Most controllers come with switching relays wired for each stage. These can be direct connected to low power equipment such as motorized shutters, vent operators, and steam or solenoid valves. Equipment with motors that draw large amounts of power when starting require motor starters or contactors that are activated by the relay. Some manufacturers can supply boxes with the starters and contactors prewired. This reduces installation time.
The number of programmable equipment terminals varies widely between models. Some have as many as 40 outputs. This allows you to control more than one zone or to change the stage in which equipment operates without any wiring changes.
Here is a typical step controller sequence that might be used for two stages of heating and four stages of cooling:
|Unit Heater 2||Unit Heater 1||HAF||Intake Shutters||Fan 1 Low Speed||Fan 1 Hi Speed||Fan 2 Hi Speed||Pad Pump|
|High heat (60°)||On||On||On||Closed||Off||Off||Off||Off|
|Low heat (62°)||Off||On||On||Closed||Off||Off||Off||Off|
|Minimum Venting (70°)||Off||Off||On||Open||On||Off||Off||Off|
|Intermediate venting (73°)||Off||Off||Off||Open||Off||On||Off||Off|
|Maximum venting (76°)||Off||Off||Off||Open||Off||On||On||Off|
|Evaporative Cooling (79°)||Off||Off||Off||Open||Off||On||On||On|
Many step controllers have additional features or functions that improves their versatility.
- LCD screen – displays current temperature, time, date and other information.
- Battery backup – stores settings in case of power failure.
- Alarm activation – can be connected to a trouble alarm.
- Override switches – desirable to allow manual control for special conditions, calibration or servicing equipment.
- Ramping – controls the rate of change between day/night.
- Temperature sensitivity – accuracy should be between 1/2 to 1 degree F. for best control.
- Temperature difference between stages – some controllers come with a fixed differential, others provide a variable setting.
- Day-night temperature setting – most manufacturers use a light sensor to detect the graying of the sky at sunrise or sunset. This can usually be adjusted for light level.
- Time delay between stages – a desirable feature to prevent rapid cycling of equipment.
- Indicator lights – show which stage is activated and what equipment is operating.
- Programmable night cooling lockout – can disable one or more ventilation stages after dark.
- Aspirated sensor box – includes a small fan that draws air over the sensors to obtain an average temperature in the greenhouse.

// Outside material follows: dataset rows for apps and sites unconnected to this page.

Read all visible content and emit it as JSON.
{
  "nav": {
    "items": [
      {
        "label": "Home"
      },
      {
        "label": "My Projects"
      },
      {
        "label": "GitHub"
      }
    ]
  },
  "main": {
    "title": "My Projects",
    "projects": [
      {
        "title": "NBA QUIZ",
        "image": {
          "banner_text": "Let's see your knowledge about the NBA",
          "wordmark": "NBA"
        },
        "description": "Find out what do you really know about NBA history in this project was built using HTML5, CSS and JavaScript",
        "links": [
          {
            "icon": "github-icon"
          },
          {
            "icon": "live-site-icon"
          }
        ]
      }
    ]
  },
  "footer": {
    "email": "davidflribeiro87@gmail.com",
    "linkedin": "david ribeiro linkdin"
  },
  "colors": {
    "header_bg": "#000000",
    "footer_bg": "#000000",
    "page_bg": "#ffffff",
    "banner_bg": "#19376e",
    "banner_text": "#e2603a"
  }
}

- Cycle timer – operates irrigation, misting or lights.
- Vent control – a unit that will provide variable vent opening is necessary for good cooling if your greenhouse has vents.
- Tracking – data storage of high/low temperature for each setpoint period. Storage of data up to 7 days. Some units have software to allow connection to a personal computer that allows monitoring of greenhouse conditions from an office area.
Growers that are using mechanical thermostats for their greenhouse should consider upgrading to an electronic step controller. The improvement in growing conditions and reduction in energy use make it a cost effective choice for almost all commercial greenhouse operations.
Additional Resources for Greenhouse Energy Conservation and Efficiency
Introduction to Greenhouse Efficiency and Energy Conservation
Contributors to this Article
- John Bartok, Jr., Agricultural Engineer, University of Connecticut Extension
- Vern Grubinger, Professor, University of Vermont Extension
- Daniel Ciolkosz, Extension Associate, Penn State
- A.J. Both, Bioresource Engineering Specialist, Rutgers University